Correlation Between Cutaneous Manifestations and Functional Alterations in Chronic Venous Disease of the Lower Extremities

Correlación entre las manifestaciones cutáneas y las alteraciones funcionales en la insuficiencia venosa crónica en las extremidades inferiores

Background and aims

Few studies have evaluated the correlation between the severity of cutaneous manifestations of chronic venous disease (CVD) of the lower limbs measured by the Clinical, Etiologic, Anatomic and Pathophysiologic classification (CEAP) and the Venous Clinical Severity Score (VCSS) combined, its risk factors, and venous reflux determined by Doppler ultrasonography. The purpose of this study was to compare the clinical severity assessed by CEAP and VCSS with known risk factors for CVD and the severity of venous reflux.


A prospective study was carried out on 250 patients with CVD characterized as C2 to C6 according to the CEAP classification, who attended the departments of Dermatology and Vascular Medicine at the Hospital Privado Universitario de Córdoba from April 2013 to December 2014. Chi-square test, Kruskal–Wallis analysis and multivariate logistic regression analysis were performed to examine the relations between these variables.

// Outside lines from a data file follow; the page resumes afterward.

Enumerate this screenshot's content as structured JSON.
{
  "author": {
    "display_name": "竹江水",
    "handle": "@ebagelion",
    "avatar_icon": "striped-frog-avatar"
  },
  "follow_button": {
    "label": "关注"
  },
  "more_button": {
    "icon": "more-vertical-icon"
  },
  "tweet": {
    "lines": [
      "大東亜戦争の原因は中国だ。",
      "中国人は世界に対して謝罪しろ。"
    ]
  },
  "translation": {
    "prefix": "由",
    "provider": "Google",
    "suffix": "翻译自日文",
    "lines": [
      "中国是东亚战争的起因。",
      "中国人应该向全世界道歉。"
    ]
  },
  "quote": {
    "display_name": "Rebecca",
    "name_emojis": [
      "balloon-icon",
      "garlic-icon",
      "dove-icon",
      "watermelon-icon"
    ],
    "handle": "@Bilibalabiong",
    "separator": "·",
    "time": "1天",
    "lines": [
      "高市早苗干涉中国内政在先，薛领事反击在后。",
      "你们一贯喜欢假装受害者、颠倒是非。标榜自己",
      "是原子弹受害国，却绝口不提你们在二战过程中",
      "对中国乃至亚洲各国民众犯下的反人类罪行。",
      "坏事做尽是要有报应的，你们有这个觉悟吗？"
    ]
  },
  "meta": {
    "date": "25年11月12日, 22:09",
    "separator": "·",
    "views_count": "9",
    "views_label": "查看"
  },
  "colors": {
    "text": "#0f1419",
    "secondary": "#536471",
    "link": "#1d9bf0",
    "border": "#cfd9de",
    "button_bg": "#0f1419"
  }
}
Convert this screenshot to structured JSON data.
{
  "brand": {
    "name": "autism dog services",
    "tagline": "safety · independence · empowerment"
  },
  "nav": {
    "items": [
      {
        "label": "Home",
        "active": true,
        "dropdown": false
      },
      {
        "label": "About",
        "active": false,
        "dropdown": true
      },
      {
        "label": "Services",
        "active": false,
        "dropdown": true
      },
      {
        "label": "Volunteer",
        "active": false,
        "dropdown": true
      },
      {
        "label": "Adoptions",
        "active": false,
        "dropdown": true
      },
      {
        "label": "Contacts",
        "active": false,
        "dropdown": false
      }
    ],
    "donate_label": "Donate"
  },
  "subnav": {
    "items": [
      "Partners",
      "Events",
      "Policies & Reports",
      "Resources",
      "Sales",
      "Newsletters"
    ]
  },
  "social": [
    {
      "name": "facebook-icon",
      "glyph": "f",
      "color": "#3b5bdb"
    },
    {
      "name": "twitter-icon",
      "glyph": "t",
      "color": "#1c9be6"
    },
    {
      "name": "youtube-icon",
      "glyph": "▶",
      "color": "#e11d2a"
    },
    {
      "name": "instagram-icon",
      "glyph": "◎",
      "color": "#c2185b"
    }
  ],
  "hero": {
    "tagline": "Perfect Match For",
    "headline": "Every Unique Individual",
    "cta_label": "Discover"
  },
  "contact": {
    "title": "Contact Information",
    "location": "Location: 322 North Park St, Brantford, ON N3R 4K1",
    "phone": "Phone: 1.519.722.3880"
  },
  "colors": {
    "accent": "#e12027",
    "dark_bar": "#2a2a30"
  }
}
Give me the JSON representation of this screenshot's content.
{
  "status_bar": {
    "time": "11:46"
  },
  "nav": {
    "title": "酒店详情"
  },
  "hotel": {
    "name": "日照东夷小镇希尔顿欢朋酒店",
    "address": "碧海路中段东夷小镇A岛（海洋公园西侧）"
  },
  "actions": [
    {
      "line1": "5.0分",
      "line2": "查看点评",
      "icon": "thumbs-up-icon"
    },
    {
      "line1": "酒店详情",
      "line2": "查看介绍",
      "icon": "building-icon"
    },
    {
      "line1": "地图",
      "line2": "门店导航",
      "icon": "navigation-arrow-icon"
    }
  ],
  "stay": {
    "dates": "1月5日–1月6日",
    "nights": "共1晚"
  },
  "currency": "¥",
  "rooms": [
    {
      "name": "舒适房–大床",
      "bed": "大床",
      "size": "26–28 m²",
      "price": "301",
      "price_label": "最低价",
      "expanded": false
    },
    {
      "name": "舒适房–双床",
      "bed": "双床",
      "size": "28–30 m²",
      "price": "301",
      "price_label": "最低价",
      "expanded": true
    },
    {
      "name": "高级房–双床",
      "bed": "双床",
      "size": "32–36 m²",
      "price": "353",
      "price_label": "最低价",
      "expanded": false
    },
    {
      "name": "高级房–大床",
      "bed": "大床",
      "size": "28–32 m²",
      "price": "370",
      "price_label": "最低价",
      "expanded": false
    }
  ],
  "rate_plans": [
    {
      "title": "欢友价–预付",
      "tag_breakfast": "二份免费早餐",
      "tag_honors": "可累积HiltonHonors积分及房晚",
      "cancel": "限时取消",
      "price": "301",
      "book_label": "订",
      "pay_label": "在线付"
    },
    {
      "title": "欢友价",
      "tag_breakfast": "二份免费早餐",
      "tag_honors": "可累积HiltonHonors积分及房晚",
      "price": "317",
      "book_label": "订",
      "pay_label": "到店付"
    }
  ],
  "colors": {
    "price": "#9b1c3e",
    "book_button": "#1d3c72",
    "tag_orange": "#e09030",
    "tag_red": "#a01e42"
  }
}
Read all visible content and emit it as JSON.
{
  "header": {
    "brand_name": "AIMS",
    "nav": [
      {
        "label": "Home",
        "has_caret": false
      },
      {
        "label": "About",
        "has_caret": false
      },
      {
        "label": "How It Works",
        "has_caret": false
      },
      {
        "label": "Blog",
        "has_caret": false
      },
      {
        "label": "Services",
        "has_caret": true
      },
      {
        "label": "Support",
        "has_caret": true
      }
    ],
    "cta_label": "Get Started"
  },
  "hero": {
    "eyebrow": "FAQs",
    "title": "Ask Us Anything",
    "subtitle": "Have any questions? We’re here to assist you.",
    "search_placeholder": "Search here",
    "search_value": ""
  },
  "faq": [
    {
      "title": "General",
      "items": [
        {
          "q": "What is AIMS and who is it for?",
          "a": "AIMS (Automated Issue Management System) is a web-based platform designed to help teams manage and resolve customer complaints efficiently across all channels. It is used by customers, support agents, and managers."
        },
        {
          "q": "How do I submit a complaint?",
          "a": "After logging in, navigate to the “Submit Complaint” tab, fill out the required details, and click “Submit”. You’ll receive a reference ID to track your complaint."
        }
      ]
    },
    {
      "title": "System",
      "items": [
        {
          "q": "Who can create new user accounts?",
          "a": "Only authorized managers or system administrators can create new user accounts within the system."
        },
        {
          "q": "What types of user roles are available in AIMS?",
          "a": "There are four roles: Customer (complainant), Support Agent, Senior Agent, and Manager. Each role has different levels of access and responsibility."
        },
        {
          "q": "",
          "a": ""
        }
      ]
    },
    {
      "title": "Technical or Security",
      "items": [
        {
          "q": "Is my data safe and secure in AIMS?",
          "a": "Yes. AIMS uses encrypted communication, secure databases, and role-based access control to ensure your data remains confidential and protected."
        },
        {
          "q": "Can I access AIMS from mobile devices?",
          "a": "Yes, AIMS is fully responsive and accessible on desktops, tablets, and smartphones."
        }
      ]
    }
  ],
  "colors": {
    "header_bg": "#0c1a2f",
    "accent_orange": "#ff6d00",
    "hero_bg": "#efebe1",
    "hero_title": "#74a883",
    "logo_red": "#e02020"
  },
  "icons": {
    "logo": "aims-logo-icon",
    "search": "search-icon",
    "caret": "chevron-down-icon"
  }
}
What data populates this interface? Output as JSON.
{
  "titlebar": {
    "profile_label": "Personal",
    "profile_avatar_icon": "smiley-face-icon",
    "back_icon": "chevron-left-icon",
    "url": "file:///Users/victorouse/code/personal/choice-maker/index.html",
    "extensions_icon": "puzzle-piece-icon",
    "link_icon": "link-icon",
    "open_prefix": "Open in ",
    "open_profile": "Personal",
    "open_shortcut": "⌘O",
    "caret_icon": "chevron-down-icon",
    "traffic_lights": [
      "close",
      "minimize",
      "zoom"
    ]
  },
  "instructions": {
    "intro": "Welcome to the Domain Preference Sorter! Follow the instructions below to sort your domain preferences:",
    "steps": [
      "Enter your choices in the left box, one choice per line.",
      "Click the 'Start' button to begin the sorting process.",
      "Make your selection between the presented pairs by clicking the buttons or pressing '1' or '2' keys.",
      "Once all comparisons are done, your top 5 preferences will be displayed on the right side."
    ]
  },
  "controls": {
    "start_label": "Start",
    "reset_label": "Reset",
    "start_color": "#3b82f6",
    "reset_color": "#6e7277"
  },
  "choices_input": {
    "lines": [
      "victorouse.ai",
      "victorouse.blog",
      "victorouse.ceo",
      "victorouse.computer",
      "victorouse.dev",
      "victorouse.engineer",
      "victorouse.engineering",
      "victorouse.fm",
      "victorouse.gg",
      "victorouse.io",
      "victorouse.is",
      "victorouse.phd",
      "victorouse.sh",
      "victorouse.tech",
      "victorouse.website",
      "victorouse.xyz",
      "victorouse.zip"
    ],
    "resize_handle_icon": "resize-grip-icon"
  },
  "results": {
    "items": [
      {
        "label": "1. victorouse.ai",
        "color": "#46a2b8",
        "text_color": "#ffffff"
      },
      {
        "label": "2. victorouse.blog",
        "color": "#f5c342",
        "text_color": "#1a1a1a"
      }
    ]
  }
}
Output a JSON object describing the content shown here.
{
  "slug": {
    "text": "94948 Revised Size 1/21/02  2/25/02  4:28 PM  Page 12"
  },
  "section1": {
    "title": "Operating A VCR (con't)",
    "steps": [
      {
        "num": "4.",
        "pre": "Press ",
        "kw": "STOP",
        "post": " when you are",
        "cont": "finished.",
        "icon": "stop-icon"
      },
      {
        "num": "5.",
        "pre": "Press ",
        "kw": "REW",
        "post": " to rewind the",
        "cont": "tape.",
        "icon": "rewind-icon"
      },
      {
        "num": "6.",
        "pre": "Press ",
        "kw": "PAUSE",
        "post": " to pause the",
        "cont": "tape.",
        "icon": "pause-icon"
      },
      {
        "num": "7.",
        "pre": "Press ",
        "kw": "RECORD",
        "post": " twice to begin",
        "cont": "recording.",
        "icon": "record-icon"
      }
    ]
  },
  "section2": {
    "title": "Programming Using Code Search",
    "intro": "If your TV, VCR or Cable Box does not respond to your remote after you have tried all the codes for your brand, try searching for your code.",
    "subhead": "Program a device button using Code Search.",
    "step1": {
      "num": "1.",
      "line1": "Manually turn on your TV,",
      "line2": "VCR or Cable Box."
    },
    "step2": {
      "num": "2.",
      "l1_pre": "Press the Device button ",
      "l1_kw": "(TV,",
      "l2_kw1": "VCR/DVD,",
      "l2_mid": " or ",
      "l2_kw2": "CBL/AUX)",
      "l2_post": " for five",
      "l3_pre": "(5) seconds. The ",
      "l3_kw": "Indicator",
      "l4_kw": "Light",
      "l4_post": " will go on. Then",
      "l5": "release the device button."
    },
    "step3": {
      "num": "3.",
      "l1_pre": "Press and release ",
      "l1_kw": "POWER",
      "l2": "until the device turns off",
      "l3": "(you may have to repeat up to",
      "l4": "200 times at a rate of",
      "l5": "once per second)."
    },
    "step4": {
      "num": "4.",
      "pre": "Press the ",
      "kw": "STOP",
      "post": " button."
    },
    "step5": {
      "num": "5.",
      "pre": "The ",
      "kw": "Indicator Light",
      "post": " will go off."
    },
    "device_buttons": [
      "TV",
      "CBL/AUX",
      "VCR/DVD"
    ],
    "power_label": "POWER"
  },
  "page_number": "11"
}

Risk factors significantly associated with clinical severity included older age, hypertension, obesity, sedentarism, history of soft tissue infection, deep vein thrombosis (DVT), previous ulcer, and family history of venous ulcer. Both scores showed a good correlation between clinical severity and the presence of superficial, deep or perforating venous reflux. Older age, male gender and a history of DVT were significant risk factors for venous reflux in patients with mild disease.


In addition to venous reflux, modifiable risk factors such as obesity, sedentarism, and hypertension are associated with CVD severity. Mild cutaneous manifestations may accompany moderate to severe venous reflux, especially in middle-aged or older men with a history of DVT.

Enlazar con artículo